And that isn't all. With access to NBCU content, video-on-demand windows could shrink, Comcast's video-on-demand offerings could swell (Universal Pictures has 4,000 titles in its library), and new cable channels could be created. Comcast's own interactive advertising initiatives — through its participation in the Canoe consortium — could also spread across NBCU properties.

“This company's ability to reach target markets like women, or people interested in entertainment or news, is really unparalleled,” Burke said.

But executives were a little sketchier regarding other potential benefits of the deal, such as online programming availability and retransmission consent. NBCU is a one-third owner of Hulu, the online content site, and some analysts have speculated that it could merge with the industry's TV Everywhere concept of offering pay TV subscribers online access to programming.

Burke said on the call with reporters that, so far, NBCU has managed Hulu exactly as the cable company would have — offering mostly broadcast content on Hulu and sparingly offering cable content on their own channels' web sites. That could change after the deal is sealed, however.

“Once the deal is approved, we are going to want NBC Universal to continue to do what needs to be done to maximize its value of its content on the Internet,” Burke said on a conference call with reporters, adding that any decision to make Hulu a premium service is not Comcast's decision to make.

“We are not coming into this with any preconceived notions,” Burke added. “NBCU is a minority partner of Hulu. We hope they will continue to run Hulu successfully because it is an important asset. For the next year, those are their decisions. I actually think TV Everywhere and Hulu are very complimentary. I would anticipate for the foreseeable future there would be a place for both.”

Roberts was somewhat vague regarding retransmission-consent plans. Through the deal, the joint venture will own 26 TV stations — 10 NBC owned-and-operated stations and 16 Telemundo O&O's — all of which have the opportunity to seek cash for retrans consent. Even NBC has reportedly been asking for retrans money for the network.

“The broadcast business has been talking about retransmission consent fees for a while, value has been getting conveyed for a while,” Roberts said. “Historically, that has been creating cable channels for a number of the broadcast companies, [and] NBC is very much included in that. It continues to evolve and will be part of the business as it goes forward and probably a more meaningful part of the business.

“I think we have an opportunity by being in both businesses to help find constructive solutions to allow the broadcast business to thrive and to grow and to continue to invest in the highest class of programming that it does,” he added. “And we are still a cable operator that is trying to manage its costs. I think the two are going to work well together.”

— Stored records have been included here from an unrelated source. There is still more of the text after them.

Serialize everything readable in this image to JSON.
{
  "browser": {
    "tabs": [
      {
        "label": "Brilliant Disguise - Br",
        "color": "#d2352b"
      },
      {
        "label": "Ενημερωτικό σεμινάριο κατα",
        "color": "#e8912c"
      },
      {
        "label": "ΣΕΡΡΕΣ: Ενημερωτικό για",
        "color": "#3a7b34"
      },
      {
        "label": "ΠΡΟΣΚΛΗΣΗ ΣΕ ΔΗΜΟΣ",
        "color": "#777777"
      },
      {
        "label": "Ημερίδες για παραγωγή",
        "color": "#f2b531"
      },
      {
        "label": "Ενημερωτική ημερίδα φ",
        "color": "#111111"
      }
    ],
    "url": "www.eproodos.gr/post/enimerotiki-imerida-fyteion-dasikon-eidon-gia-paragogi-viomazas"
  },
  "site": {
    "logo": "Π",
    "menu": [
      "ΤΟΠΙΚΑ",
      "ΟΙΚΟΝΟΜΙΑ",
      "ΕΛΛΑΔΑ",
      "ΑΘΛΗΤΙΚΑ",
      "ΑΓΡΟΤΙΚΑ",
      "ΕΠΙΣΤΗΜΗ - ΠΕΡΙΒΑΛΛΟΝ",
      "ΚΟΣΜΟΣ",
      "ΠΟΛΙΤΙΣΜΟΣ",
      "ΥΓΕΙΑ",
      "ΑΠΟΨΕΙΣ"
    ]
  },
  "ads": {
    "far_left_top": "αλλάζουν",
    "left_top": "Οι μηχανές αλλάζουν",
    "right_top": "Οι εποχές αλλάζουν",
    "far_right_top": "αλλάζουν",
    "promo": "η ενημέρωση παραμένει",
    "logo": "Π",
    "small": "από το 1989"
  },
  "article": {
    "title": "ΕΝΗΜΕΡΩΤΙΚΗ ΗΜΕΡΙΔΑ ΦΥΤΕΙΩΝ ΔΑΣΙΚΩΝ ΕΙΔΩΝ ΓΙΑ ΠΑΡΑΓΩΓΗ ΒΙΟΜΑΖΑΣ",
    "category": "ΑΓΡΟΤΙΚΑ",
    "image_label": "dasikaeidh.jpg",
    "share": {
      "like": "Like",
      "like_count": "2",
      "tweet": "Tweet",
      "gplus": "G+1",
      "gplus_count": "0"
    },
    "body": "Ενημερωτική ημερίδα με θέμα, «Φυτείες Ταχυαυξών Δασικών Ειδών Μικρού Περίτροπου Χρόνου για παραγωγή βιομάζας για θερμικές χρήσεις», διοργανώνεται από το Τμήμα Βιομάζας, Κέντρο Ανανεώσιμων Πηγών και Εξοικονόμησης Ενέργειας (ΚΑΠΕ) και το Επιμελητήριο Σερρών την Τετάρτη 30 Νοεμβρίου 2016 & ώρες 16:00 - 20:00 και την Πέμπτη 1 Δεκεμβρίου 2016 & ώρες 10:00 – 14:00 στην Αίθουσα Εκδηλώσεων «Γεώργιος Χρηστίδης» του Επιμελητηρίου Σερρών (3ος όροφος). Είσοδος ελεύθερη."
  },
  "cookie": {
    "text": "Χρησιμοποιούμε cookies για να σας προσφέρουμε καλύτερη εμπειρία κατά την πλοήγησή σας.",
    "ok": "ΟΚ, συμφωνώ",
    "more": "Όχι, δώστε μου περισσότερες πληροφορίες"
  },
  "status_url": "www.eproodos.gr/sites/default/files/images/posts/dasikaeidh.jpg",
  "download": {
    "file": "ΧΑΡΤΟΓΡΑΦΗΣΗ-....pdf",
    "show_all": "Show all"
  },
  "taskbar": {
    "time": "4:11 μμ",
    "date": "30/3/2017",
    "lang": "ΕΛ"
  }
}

But that is an issue for next year, when Comcast is expected to receive regulatory approval for the deal. Until then, Roberts can bask in the satisfaction of finally landing the deal he always wanted.